(DATA RECORDS)

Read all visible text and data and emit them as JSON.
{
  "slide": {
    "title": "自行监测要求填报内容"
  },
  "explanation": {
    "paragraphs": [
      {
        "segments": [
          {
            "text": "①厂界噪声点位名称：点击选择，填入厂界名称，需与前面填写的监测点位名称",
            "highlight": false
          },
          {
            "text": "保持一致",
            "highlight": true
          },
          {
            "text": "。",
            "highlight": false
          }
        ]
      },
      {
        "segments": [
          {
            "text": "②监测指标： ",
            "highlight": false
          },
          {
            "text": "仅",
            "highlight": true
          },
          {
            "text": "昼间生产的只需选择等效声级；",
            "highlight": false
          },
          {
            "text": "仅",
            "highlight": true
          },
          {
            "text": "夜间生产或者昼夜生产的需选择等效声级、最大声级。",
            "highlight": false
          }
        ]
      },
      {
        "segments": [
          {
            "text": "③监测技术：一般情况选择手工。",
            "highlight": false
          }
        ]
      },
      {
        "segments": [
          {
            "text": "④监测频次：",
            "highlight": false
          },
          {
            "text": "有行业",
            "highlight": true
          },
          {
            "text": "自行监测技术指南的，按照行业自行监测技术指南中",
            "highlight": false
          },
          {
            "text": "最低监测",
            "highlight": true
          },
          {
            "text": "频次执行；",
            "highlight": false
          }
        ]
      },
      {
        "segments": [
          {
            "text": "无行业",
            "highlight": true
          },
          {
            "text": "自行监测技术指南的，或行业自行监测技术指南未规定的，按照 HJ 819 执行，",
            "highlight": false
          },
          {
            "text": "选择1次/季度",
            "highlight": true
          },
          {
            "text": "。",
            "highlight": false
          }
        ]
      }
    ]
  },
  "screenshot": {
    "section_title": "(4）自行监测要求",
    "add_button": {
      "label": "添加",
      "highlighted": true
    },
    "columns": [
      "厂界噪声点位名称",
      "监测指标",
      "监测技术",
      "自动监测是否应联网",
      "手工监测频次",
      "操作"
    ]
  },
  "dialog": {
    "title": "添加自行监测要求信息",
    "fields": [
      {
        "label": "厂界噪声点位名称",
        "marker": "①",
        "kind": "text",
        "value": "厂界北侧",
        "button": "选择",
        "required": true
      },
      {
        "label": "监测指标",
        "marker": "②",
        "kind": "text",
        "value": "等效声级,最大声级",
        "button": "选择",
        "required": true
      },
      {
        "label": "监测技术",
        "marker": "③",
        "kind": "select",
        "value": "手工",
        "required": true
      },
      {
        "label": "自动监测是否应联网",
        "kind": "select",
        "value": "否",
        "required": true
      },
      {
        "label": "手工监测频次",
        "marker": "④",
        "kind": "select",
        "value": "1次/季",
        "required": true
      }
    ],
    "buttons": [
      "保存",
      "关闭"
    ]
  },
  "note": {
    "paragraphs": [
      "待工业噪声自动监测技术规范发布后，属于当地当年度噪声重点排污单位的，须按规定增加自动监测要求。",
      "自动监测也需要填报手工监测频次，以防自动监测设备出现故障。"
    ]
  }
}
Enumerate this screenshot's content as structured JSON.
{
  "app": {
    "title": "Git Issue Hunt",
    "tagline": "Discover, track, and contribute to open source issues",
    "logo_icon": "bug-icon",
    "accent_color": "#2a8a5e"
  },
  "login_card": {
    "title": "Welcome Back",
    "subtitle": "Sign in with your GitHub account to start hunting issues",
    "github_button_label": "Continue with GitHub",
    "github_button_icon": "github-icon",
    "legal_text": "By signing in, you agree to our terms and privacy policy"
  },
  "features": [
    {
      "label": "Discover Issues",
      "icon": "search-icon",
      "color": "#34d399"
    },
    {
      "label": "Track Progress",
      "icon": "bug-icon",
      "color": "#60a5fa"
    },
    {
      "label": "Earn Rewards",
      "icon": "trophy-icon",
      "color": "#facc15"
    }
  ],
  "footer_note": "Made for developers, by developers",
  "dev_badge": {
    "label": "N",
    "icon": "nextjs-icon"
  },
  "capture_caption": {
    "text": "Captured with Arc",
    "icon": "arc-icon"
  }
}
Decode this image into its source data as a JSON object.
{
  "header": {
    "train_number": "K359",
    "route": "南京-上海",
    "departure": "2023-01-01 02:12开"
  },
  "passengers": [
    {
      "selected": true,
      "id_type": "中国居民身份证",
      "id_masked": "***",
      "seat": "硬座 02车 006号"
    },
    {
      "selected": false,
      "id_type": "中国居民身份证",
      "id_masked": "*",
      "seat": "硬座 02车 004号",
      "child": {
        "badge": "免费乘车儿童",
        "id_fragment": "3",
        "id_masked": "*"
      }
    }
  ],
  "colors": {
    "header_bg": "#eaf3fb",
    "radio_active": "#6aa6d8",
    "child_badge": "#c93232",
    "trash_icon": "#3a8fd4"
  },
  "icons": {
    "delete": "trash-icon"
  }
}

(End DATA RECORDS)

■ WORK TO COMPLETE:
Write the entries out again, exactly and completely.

■ YOUR RESPONSE:
Read all visible text and data and emit them as JSON.
{
  "slide": {
    "title": "自行监测要求填报内容"
  },
  "explanation": {
    "paragraphs": [
      {
        "segments": [
          {
            "text": "①厂界噪声点位名称：点击选择，填入厂界名称，需与前面填写的监测点位名称",
            "highlight": false
          },
          {
            "text": "保持一致",
            "highlight": true
          },
          {
            "text": "。",
            "highlight": false
          }
        ]
      },
      {
        "segments": [
          {
            "text": "②监测指标： ",
            "highlight": false
          },
          {
            "text": "仅",
            "highlight": true
          },
          {
            "text": "昼间生产的只需选择等效声级；",
            "highlight": false
          },
          {
            "text": "仅",
            "highlight": true
          },
          {
            "text": "夜间生产或者昼夜生产的需选择等效声级、最大声级。",
            "highlight": false
          }
        ]
      },
      {
        "segments": [
          {
            "text": "③监测技术：一般情况选择手工。",
            "highlight": false
          }
        ]
      },
      {
        "segments": [
          {
            "text": "④监测频次：",
            "highlight": false
          },
          {
            "text": "有行业",
            "highlight": true
          },
          {
            "text": "自行监测技术指南的，按照行业自行监测技术指南中",
            "highlight": false
          },
          {
            "text": "最低监测",
            "highlight": true
          },
          {
            "text": "频次执行；",
            "highlight": false
          }
        ]
      },
      {
        "segments": [
          {
            "text": "无行业",
            "highlight": true
          },
          {
            "text": "自行监测技术指南的，或行业自行监测技术指南未规定的，按照 HJ 819 执行，",
            "highlight": false
          },
          {
            "text": "选择1次/季度",
            "highlight": true
          },
          {
            "text": "。",
            "highlight": false
          }
        ]
      }
    ]
  },
  "screenshot": {
    "section_title": "(4）自行监测要求",
    "add_button": {
      "label": "添加",
      "highlighted": true
    },
    "columns": [
      "厂界噪声点位名称",
      "监测指标",
      "监测技术",
      "自动监测是否应联网",
      "手工监测频次",
      "操作"
    ]
  },
  "dialog": {
    "title": "添加自行监测要求信息",
    "fields": [
      {
        "label": "厂界噪声点位名称",
        "marker": "①",
        "kind": "text",
        "value": "厂界北侧",
        "button": "选择",
        "required": true
      },
      {
        "label": "监测指标",
        "marker": "②",
        "kind": "text",
        "value": "等效声级,最大声级",
        "button": "选择",
        "required": true
      },
      {
        "label": "监测技术",
        "marker": "③",
        "kind": "select",
        "value": "手工",
        "required": true
      },
      {
        "label": "自动监测是否应联网",
        "kind": "select",
        "value": "否",
        "required": true
      },
      {
        "label": "手工监测频次",
        "marker": "④",
        "kind": "select",
        "value": "1次/季",
        "required": true
      }
    ],
    "buttons": [
      "保存",
      "关闭"
    ]
  },
  "note": {
    "paragraphs": [
      "待工业噪声自动监测技术规范发布后，属于当地当年度噪声重点排污单位的，须按规定增加自动监测要求。",
      "自动监测也需要填报手工监测频次，以防自动监测设备出现故障。"
    ]
  }
}
Enumerate this screenshot's content as structured JSON.
{
  "app": {
    "title": "Git Issue Hunt",
    "tagline": "Discover, track, and contribute to open source issues",
    "logo_icon": "bug-icon",
    "accent_color": "#2a8a5e"
  },
  "login_card": {
    "title": "Welcome Back",
    "subtitle": "Sign in with your GitHub account to start hunting issues",
    "github_button_label": "Continue with GitHub",
    "github_button_icon": "github-icon",
    "legal_text": "By signing in, you agree to our terms and privacy policy"
  },
  "features": [
    {
      "label": "Discover Issues",
      "icon": "search-icon",
      "color": "#34d399"
    },
    {
      "label": "Track Progress",
      "icon": "bug-icon",
      "color": "#60a5fa"
    },
    {
      "label": "Earn Rewards",
      "icon": "trophy-icon",
      "color": "#facc15"
    }
  ],
  "footer_note": "Made for developers, by developers",
  "dev_badge": {
    "label": "N",
    "icon": "nextjs-icon"
  },
  "capture_caption": {
    "text": "Captured with Arc",
    "icon": "arc-icon"
  }
}
Decode this image into its source data as a JSON object.
{
  "header": {
    "train_number": "K359",
    "route": "南京-上海",
    "departure": "2023-01-01 02:12开"
  },
  "passengers": [
    {
      "selected": true,
      "id_type": "中国居民身份证",
      "id_masked": "***",
      "seat": "硬座 02车 006号"
    },
    {
      "selected": false,
      "id_type": "中国居民身份证",
      "id_masked": "*",
      "seat": "硬座 02车 004号",
      "child": {
        "badge": "免费乘车儿童",
        "id_fragment": "3",
        "id_masked": "*"
      }
    }
  ],
  "colors": {
    "header_bg": "#eaf3fb",
    "radio_active": "#6aa6d8",
    "child_badge": "#c93232",
    "trash_icon": "#3a8fd4"
  },
  "icons": {
    "delete": "trash-icon"
  }
}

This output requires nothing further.